Where food, culture, and politics meet

Frenchie - Bar à Vins

2019-11-23 16:37:00+01:00 by Weldon Goree in Restaurants

Tags: paris wine foie terrine tagliolini burrata marchand

Miracle men

At Sentier, where Rue des Petites Carreaux begins its climb up Montorgueil, a tiny alley breaks off to the east. It's name is Rue du Nil, a hat-tip to the Egyptian craze that swept Paris after Napoleon's Middle Eastern adventures, but it's only a block long and wide enough for a single car.

20 years ago, the alley was boarded up on both ends. 200 years ago, it was called Rue du Cour des Miracles, referring to the slum it led to (now mostly the French public finance department headquarters): "Miracle men", who would beg for alms during the day citing some hideous medical condition which would miraculously disappear at night. That's at least what 19th century Parisians told themselves.

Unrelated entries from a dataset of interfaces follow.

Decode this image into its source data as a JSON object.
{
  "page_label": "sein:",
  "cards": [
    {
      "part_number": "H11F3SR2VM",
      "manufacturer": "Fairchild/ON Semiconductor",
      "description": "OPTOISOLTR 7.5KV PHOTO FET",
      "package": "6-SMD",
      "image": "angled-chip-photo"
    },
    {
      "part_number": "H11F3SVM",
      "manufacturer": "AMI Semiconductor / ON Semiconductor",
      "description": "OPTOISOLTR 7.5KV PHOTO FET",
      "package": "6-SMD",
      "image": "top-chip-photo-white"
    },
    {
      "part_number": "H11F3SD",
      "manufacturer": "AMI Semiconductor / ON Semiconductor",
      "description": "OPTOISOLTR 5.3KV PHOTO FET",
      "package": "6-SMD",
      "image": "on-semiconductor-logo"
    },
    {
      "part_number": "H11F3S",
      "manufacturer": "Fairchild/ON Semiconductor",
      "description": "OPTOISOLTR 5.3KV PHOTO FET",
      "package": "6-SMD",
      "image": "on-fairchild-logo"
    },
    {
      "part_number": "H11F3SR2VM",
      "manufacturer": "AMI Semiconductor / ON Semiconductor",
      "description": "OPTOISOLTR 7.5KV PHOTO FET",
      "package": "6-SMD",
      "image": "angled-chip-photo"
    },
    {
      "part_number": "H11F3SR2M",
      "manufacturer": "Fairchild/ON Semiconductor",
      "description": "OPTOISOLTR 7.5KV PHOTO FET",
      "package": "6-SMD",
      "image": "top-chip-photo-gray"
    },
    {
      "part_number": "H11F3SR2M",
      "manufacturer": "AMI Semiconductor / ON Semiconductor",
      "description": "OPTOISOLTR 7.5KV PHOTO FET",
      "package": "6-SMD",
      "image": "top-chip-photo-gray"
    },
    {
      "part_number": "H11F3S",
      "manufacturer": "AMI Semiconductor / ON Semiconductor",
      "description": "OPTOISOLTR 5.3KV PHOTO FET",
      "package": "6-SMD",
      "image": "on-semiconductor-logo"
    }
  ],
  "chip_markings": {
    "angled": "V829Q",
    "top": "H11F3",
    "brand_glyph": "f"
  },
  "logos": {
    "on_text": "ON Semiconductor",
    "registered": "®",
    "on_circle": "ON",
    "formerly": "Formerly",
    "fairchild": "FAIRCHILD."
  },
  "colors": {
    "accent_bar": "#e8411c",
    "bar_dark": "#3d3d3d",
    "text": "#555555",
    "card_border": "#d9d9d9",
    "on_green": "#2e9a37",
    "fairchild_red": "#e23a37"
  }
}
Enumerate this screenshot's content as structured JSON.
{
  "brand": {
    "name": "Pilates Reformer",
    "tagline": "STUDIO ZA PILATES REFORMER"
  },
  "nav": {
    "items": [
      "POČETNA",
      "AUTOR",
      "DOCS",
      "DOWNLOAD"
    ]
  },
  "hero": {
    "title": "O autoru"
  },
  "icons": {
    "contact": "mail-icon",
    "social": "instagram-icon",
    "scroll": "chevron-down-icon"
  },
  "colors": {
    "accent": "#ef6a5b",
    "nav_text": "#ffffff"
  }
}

In the way of cities, the slum became a garment district, and in the way of garment districts, it came to be very densely inhabited by immigrants seeking low rents. The dressmakers and haberdashers are long gone, and the grands boulevards are no longer low-rent, but Rue du Nil for decades stayed boarded up because nobody could figure out what to do with it.

Frenchie

At least until 2009, when Grégory Marchand moved back to Paris after working for Jamie Oliver in New York. In his residency there he picked up a love of American street food, and the nickname "Frenchie".

Frenchie's has a star and a months-long waiting list now, though it's still in an alley that otherwise looks like it has a lot of heroin needles in it. But he has expanded his empire to include a lunch counter, a caviste, and a wine bar; several of his suppliers have followed suit and the alley now also hosts a butcher and a fishmonger.

In lieu of waiting 6 months, we tried the wine bar.

The space is tight. Tight even for Paris. We shared a 4-top with some other couple and the servers weaved in and out between chairs to serve everyone. The kitchen is shockingly small: the brigade stand shoulder to shoulder next to each other, and they have to coordinate turning around to the station behind them.

Frenchie's wine bar does not take reservations, and opens at 6:30. We got one of the last available seatings at 6:40. And we were in for a treat.

The menu format is the ubiquitous small plates that normally draw my ire, but Marchand avoided the usual traps that irritate me. The plates were not just three bites of fat and salt to make you go "yum": they were thoughtful, delicate, and most of all balanced.

The wine selection was broad, even for single glasses (which the servers kind of ostentatiously pour out of Jeroboams in the cramped space). I went with a Domaine de la Meunerie.

A glass of Domaine de la Meunerie

The food is brought out as it's ready, so the order will not always be logical. Our first was the duck foie gras with mango coulis and roast pecans.

Duck foie gras

Then came the terrine; I think it was pork and chicken. The standout was the piccalilli.

Terrine with piccalilli

This was followed by the burrata salad. The sense of balance I mentioned earlier was perfectly displayed here: sweet burrata, salty anchovy, bitter herbs, and acidic dressing all played off of each other. This was absolutely not your standard "drown yourself in rich burrata" entree; it was an invitation to see the ways burrata smooths over all of the salad's tastes.

Burrata salad

And finally the star of the evening, the tagiolini with black truffle. This one maybe was more of a "gasp at the richness of this small plate", but you expect that for a truffle dish. The pasta was of course perfect, and the cream sauce actually survived the encounter with the truffle and remained an important component.

Tagiolini with truffle

© Weldon Goree